"I'd be surprised if he is not there," outfielder Torii Hunter said before a game last week at Baltimore's Camden Yards.

Trout has been a topic of conversation for a trifecta of honors — the All-Star Game, rookie of the year, and most valuable player.

It's a subject he'd love to bypass, but even he can't totally ignore it.

"If I go out there and keep putting up good numbers and if I get picked rookie of the year, or for the all-star team, that is great, a dream come true," Trout said. "Like I say, I stay within myself and not try to do too much, and once I start to worry about that stuff, that is when I try to do too much."

Trout wasn't on the fan all-star ballot and he won't be named a starter. There are 11 other position-player spots beyond the starters on the AL team, nine picked by the players and two by manager Ron Washington of Texas. In addition, after the first 33 players are picked, Washington will submit five names, and one of those players will earn the final spot based on online voting.

Angels manager Mike Scioscia said it wouldn't surprise him if Trout made the team or got left off. Scioscia isn't a fan of how the teams are selected.

"There are a lot of guys on our team going to get serious consideration and I think Mike deserves serious consideration," Scioscia said. "But the whole process is flawed."

Last year the AL team had seven outfielders.
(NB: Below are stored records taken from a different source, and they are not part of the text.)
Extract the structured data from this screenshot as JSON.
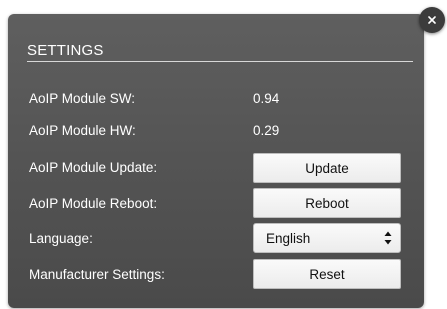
{
  "dialog": {
    "title": "SETTINGS",
    "rows": [
      {
        "label": "AoIP Module SW:",
        "value": "0.94"
      },
      {
        "label": "AoIP Module HW:",
        "value": "0.29"
      },
      {
        "label": "AoIP Module Update:",
        "button": "Update"
      },
      {
        "label": "AoIP Module Reboot:",
        "button": "Reboot"
      },
      {
        "label": "Language:",
        "select": "English"
      },
      {
        "label": "Manufacturer Settings:",
        "button": "Reset"
      }
    ]
  },
  "colors": {
    "panel": "#555555",
    "text": "#ffffff",
    "button_bg": "#f2f2f2",
    "close_bg": "#3c3c3c"
  },
  "icons": {
    "close": "close-icon",
    "select_arrows": "chevron-updown-icon"
  }
}
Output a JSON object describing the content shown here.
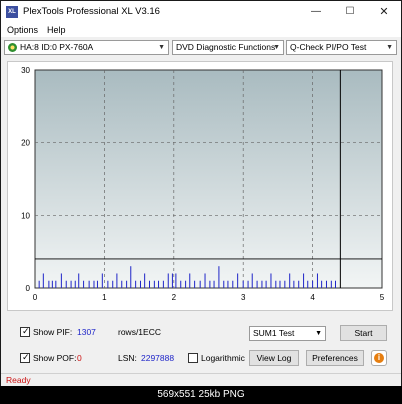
{
  "window": {
    "title": "PlexTools Professional XL V3.16",
    "app_icon": "XL"
  },
  "titlebar_buttons": {
    "minimize": "—",
    "maximize": "☐",
    "close": "✕"
  },
  "menu": {
    "items": [
      "Options",
      "Help"
    ]
  },
  "toolbar": {
    "drive": "HA:8 ID:0  PX-760A",
    "function": "DVD Diagnostic Functions",
    "test": "Q-Check PI/PO Test",
    "dropdown_arrow": "▼"
  },
  "chart_data": {
    "type": "bar",
    "x_ticks": [
      "0",
      "1",
      "2",
      "3",
      "4",
      "5"
    ],
    "y_ticks": [
      "0",
      "10",
      "20",
      "30"
    ],
    "xlim": [
      0,
      5
    ],
    "ylim": [
      0,
      30
    ],
    "grid": true,
    "threshold_line": 4,
    "end_marker_x": 4.4,
    "background": "gradient gray-blue",
    "series": [
      {
        "color": "#1f25c8",
        "x": [
          0.06,
          0.12,
          0.2,
          0.25,
          0.3,
          0.38,
          0.45,
          0.52,
          0.58,
          0.63,
          0.7,
          0.78,
          0.85,
          0.9,
          0.97,
          1.05,
          1.12,
          1.18,
          1.25,
          1.32,
          1.38,
          1.45,
          1.52,
          1.58,
          1.65,
          1.72,
          1.78,
          1.85,
          1.92,
          1.98,
          2.03,
          2.1,
          2.17,
          2.23,
          2.3,
          2.38,
          2.45,
          2.52,
          2.58,
          2.65,
          2.72,
          2.78,
          2.85,
          2.92,
          3.0,
          3.07,
          3.13,
          3.2,
          3.27,
          3.33,
          3.4,
          3.47,
          3.53,
          3.6,
          3.67,
          3.73,
          3.8,
          3.87,
          3.93,
          4.0,
          4.07,
          4.13,
          4.2,
          4.27,
          4.33
        ],
        "values": [
          1,
          2,
          1,
          1,
          1,
          2,
          1,
          1,
          1,
          2,
          1,
          1,
          1,
          1,
          2,
          1,
          1,
          2,
          1,
          1,
          3,
          1,
          1,
          2,
          1,
          1,
          1,
          1,
          2,
          2,
          2,
          1,
          1,
          2,
          1,
          1,
          2,
          1,
          1,
          3,
          1,
          1,
          1,
          2,
          1,
          1,
          2,
          1,
          1,
          1,
          2,
          1,
          1,
          1,
          2,
          1,
          1,
          2,
          1,
          1,
          2,
          1,
          1,
          1,
          1
        ]
      }
    ]
  },
  "bottom": {
    "show_pif_label": "Show PIF:",
    "pif_value": "1307",
    "pif_unit": "rows/1ECC",
    "show_pof_label": "Show POF:",
    "pof_value": "0",
    "lsn_label": "LSN:",
    "lsn_value": "2297888",
    "logarithmic_label": "Logarithmic",
    "sum_select": "SUM1 Test",
    "start_button": "Start",
    "view_log_button": "View Log",
    "preferences_button": "Preferences",
    "info_icon": "i",
    "checkmark": "✓",
    "show_pif_checked": true,
    "show_pof_checked": true,
    "logarithmic_checked": false
  },
  "status": {
    "text": "Ready"
  },
  "caption": {
    "text": "569x551  25kb  PNG"
  }
}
In the most recent voting the top three outfielders were Josh Hamilton of Texas, Curtis Granderson of the New York Yankees, and Jose Bautista of Toronto. It would be difficult to find three or four other outfielders having a better season than Trout.

One rule that could factor into the selection is that each team must have one representative.

When asked if Trout has his vote, teammate and nine-time all-star Albert Pujols said, "Definitely. I think he's got everybody's vote here, him and (Mark) Trumbo."

In a little more than two full months, Trout has impacted the game in a variety of ways. Even though he's not known as a power hitter and bats leadoff, Trout was sixth in the AL with a .944 OPS, a statistic that combines slugging percentage and on-base percentage.

Trout has made a strong argument in his usual way — without actually speaking. today he may finally willingly address the subject of his all-star candidacy.